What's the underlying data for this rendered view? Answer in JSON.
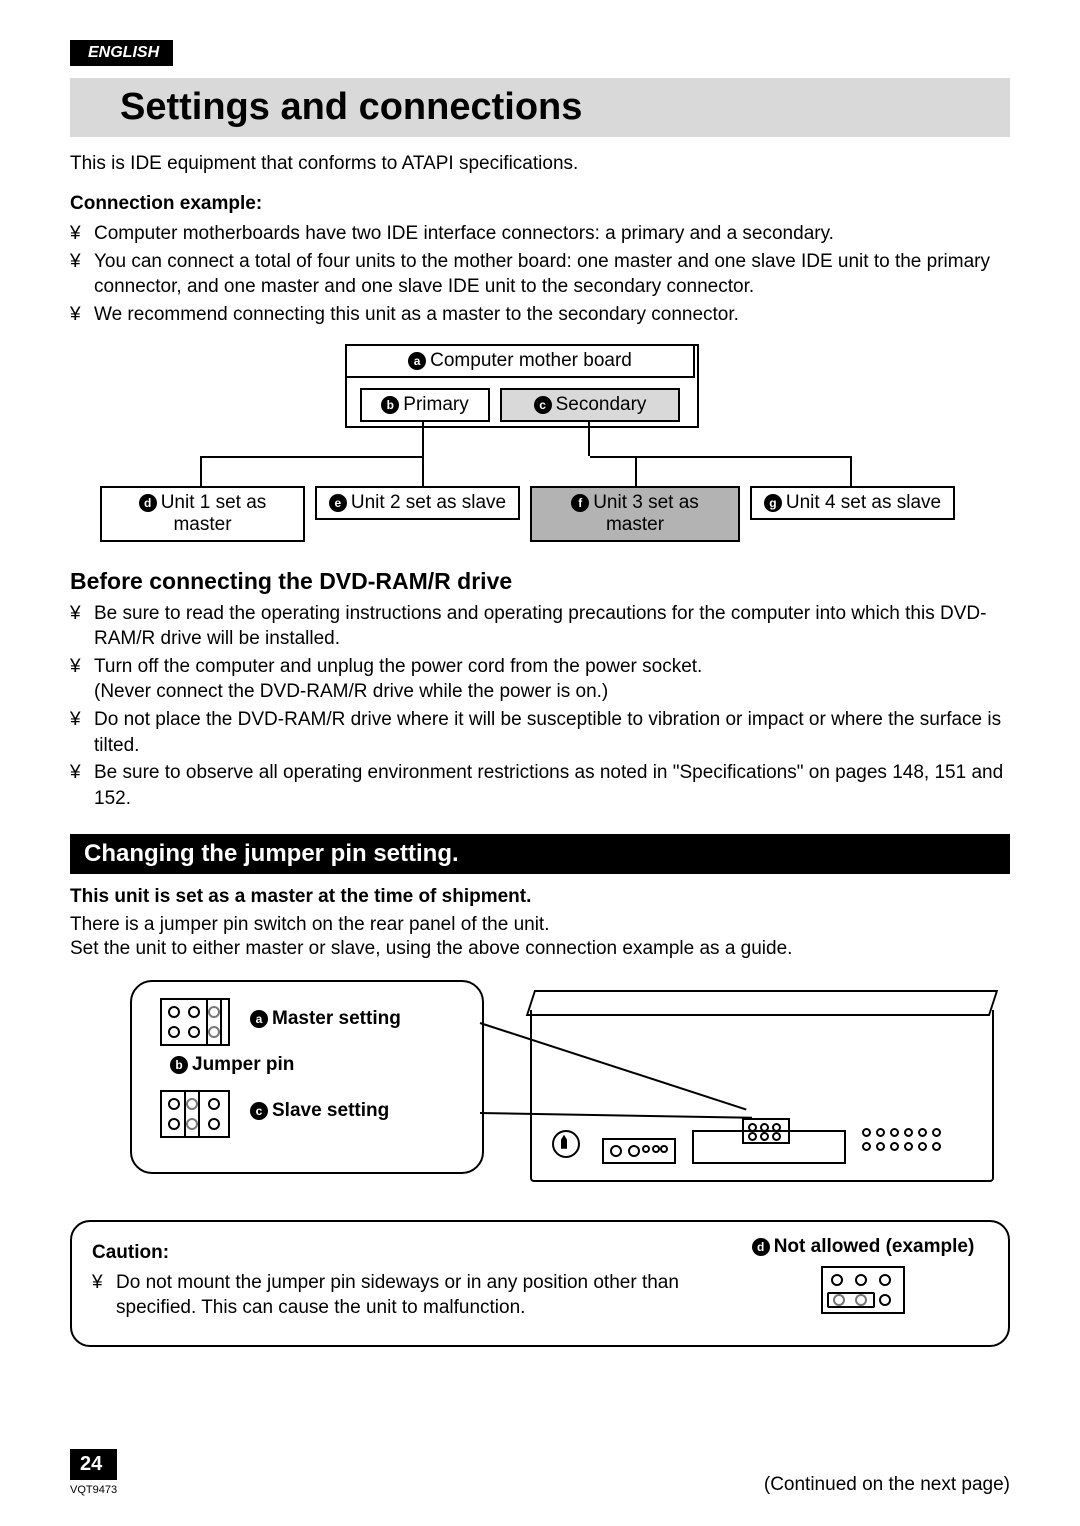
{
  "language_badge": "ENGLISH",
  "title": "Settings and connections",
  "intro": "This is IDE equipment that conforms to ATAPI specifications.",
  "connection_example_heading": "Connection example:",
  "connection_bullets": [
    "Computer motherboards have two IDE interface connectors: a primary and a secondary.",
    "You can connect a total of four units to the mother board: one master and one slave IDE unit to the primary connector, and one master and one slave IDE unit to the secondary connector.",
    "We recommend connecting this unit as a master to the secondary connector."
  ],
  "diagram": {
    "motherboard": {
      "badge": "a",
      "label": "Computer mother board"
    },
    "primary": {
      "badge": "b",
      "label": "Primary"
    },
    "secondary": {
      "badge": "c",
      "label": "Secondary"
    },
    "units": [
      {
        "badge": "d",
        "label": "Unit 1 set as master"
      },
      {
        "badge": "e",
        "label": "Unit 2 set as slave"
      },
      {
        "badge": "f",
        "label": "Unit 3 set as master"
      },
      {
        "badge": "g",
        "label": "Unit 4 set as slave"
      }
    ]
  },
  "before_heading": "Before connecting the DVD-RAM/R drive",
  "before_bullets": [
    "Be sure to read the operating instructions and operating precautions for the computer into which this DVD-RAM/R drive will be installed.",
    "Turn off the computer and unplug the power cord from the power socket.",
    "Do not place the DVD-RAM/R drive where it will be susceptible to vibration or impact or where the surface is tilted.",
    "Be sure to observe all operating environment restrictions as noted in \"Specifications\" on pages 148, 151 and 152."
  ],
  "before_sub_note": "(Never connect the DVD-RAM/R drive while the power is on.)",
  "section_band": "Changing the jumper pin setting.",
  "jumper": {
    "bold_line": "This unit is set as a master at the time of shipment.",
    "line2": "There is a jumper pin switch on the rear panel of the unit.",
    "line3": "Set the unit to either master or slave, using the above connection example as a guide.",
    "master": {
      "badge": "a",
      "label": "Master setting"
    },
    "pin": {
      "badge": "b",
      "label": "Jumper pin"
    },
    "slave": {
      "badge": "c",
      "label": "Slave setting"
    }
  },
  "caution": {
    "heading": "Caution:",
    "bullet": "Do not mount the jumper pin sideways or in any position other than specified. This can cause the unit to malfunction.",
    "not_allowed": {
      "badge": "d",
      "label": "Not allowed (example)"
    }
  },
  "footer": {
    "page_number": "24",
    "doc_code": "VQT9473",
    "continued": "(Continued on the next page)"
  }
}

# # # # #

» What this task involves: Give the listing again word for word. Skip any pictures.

» Answer section:
What's the underlying data for this rendered view? Answer in JSON.
{
  "language_badge": "ENGLISH",
  "title": "Settings and connections",
  "intro": "This is IDE equipment that conforms to ATAPI specifications.",
  "connection_example_heading": "Connection example:",
  "connection_bullets": [
    "Computer motherboards have two IDE interface connectors: a primary and a secondary.",
    "You can connect a total of four units to the mother board: one master and one slave IDE unit to the primary connector, and one master and one slave IDE unit to the secondary connector.",
    "We recommend connecting this unit as a master to the secondary connector."
  ],
  "diagram": {
    "motherboard": {
      "badge": "a",
      "label": "Computer mother board"
    },
    "primary": {
      "badge": "b",
      "label": "Primary"
    },
    "secondary": {
      "badge": "c",
      "label": "Secondary"
    },
    "units": [
      {
        "badge": "d",
        "label": "Unit 1 set as master"
      },
      {
        "badge": "e",
        "label": "Unit 2 set as slave"
      },
      {
        "badge": "f",
        "label": "Unit 3 set as master"
      },
      {
        "badge": "g",
        "label": "Unit 4 set as slave"
      }
    ]
  },
  "before_heading": "Before connecting the DVD-RAM/R drive",
  "before_bullets": [
    "Be sure to read the operating instructions and operating precautions for the computer into which this DVD-RAM/R drive will be installed.",
    "Turn off the computer and unplug the power cord from the power socket.",
    "Do not place the DVD-RAM/R drive where it will be susceptible to vibration or impact or where the surface is tilted.",
    "Be sure to observe all operating environment restrictions as noted in \"Specifications\" on pages 148, 151 and 152."
  ],
  "before_sub_note": "(Never connect the DVD-RAM/R drive while the power is on.)",
  "section_band": "Changing the jumper pin setting.",
  "jumper": {
    "bold_line": "This unit is set as a master at the time of shipment.",
    "line2": "There is a jumper pin switch on the rear panel of the unit.",
    "line3": "Set the unit to either master or slave, using the above connection example as a guide.",
    "master": {
      "badge": "a",
      "label": "Master setting"
    },
    "pin": {
      "badge": "b",
      "label": "Jumper pin"
    },
    "slave": {
      "badge": "c",
      "label": "Slave setting"
    }
  },
  "caution": {
    "heading": "Caution:",
    "bullet": "Do not mount the jumper pin sideways or in any position other than specified. This can cause the unit to malfunction.",
    "not_allowed": {
      "badge": "d",
      "label": "Not allowed (example)"
    }
  },
  "footer": {
    "page_number": "24",
    "doc_code": "VQT9473",
    "continued": "(Continued on the next page)"
  }
}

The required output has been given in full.